In the 1970s it became clear that T lymphocytes, a subset of the white blood cells, were the major effectors of tumor rejection in mice. In the 1980s, human anti-tumor cytolytic T lymphocytes (CTL) were isolated in vitro from the blood lymphocytes of cancer patients, mainly those who had melanoma. Most of these CTL were specific, i.e. they did not kill non-tumor cells. This suggested that they target a marker, or antigen, which is expressed exclusively on tumor cells. We started to study the anti-tumor CTL response of a metastatic melanoma patient and contributed to the definition of several distinct tumor antigens recognized by autologous CTL. In the early 1990s, we identified the gene coding for one of these antigens, and defined the antigenic peptide. This was the first description of a gene, MAGE-A1, coding for a human tumor antigen recognized by T lymphocytes.
Genes such as those of the MAGE family are expressed in many tumors and in male germline cells, but are silent in normal tissues. They are therefore referred to as “cancer-germline genes”. They encode tumor specific antigens, which have been used in therapeutic vaccination trials of cancer patients. A large set of additional cancer-germline genes have now been identified by different approaches, including purely genetic approaches. As a result, a vast number of sequences are known that can code for tumor-specific shared antigens. The identification of a larger set of antigenic peptides, which are presented by HLA class I and class II molecules and recognized on tumors by T lymphocytes, could be important for therapeutic vaccination trials of cancer patients and serve as tools for a reliable monitoring of the immune response of vaccinated patients. To that purpose, we have used various approaches that we have loosely named “reverse immunology”, because they use gene sequences as starting point.

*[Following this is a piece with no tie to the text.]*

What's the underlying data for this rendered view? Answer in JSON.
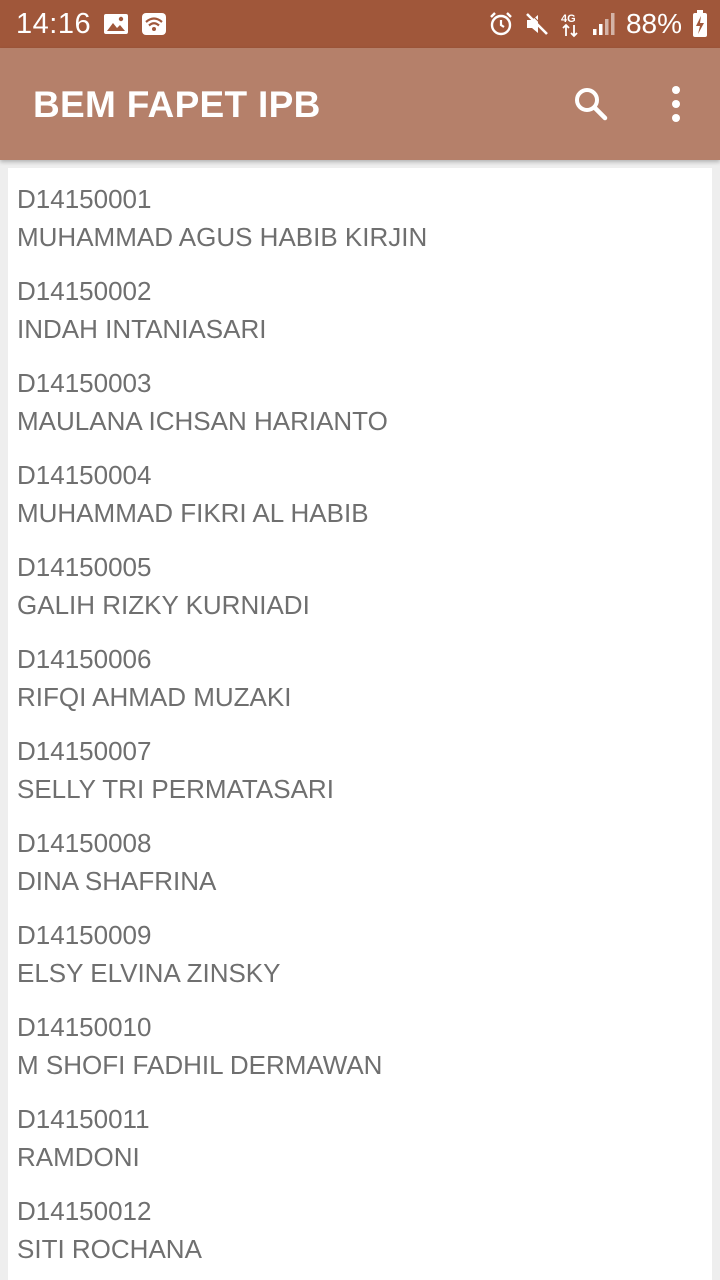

Human tumor antigens recognized by CD4+ or CD8+ T cells are being defined at a regular pace worldwide. Together with colleagues at the de Duve Institute, we read the new publications and incorporate the newly defined antigens in a database accessible at http://www.cancerimmunity.org/peptidedatabase/Tcellepitopes.htm
van der Bruggen P, Zhang Y, Chaux P, Stroobant V, Panichelli C, Schultz ES, Chapiro J, Van den Eynde BJ, Brasseur F, Boon T.
Tumor-specific shared antigenic peptides recognized by human T cells.
Immunological Reviews. 2002 Oct;188:51-64
van der Bruggen P, Traversari C, Chomez P, Lurquin C, De Plaen E, Van den Eynde B, Knuth A, Boon T.
A gene encoding an antigen recognized by cytolytic T lymphocytes on a human melanoma.
Science. 1991 Dec 13,254(5038): 1643-1647